**Work order:**
Across the whole listing, filter for the string "label" and copy every line that has it.

**The data:**
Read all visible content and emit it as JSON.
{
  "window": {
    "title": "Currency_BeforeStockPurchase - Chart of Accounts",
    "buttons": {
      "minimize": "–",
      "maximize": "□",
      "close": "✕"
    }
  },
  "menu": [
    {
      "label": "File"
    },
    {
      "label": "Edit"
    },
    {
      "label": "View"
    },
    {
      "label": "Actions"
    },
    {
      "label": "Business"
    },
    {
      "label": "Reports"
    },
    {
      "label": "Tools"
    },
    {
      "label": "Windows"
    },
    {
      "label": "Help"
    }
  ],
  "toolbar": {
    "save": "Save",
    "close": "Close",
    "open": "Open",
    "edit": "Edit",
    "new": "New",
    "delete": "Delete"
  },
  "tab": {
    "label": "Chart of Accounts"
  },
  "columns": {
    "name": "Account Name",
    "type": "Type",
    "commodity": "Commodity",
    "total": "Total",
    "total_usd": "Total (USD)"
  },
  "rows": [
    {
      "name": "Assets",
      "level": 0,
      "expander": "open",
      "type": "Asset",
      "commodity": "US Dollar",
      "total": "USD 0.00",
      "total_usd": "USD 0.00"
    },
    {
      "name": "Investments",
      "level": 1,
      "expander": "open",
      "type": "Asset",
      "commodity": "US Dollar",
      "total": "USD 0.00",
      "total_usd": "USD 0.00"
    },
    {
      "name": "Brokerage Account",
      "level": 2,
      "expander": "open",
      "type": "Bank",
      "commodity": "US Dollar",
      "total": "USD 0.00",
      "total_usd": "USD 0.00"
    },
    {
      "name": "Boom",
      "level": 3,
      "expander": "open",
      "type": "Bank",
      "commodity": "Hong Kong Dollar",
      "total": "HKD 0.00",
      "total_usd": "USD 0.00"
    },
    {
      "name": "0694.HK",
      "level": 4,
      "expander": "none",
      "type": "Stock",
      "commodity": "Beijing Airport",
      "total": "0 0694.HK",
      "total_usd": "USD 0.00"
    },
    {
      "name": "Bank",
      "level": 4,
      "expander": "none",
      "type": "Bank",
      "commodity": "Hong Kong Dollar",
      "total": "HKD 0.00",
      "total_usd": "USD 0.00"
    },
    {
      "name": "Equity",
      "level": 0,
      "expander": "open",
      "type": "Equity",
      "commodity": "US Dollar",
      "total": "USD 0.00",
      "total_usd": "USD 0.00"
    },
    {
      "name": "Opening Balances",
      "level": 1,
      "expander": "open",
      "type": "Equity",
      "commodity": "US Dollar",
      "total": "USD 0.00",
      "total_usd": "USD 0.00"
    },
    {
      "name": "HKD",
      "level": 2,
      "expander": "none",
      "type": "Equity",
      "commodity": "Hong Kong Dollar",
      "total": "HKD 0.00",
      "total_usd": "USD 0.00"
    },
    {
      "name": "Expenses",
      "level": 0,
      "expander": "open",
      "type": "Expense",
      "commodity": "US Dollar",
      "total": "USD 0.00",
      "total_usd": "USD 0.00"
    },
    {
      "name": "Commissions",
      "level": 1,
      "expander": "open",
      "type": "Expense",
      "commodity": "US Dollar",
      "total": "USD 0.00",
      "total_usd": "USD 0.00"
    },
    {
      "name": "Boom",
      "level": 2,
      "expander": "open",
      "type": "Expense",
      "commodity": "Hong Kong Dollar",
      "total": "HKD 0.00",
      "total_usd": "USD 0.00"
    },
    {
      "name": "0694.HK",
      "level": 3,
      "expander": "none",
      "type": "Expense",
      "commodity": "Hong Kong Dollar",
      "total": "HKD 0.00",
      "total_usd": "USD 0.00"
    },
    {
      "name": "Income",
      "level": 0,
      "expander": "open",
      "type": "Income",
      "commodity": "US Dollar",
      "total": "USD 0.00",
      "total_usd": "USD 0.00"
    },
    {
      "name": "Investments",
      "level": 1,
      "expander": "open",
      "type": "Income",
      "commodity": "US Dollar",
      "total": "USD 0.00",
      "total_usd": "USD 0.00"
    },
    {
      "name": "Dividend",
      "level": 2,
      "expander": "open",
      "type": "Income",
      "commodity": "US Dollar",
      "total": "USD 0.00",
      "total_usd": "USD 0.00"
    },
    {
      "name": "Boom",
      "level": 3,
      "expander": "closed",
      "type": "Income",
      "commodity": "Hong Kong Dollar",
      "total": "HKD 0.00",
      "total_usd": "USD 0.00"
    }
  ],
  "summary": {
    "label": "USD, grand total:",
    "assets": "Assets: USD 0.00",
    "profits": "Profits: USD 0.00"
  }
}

**Answer for the task:**
      "label": "File"
      "label": "Edit"
      "label": "View"
      "label": "Actions"
      "label": "Business"
      "label": "Reports"
      "label": "Tools"
      "label": "Windows"
      "label": "Help"
    "label": "Chart of Accounts"
    "label": "USD, grand total:",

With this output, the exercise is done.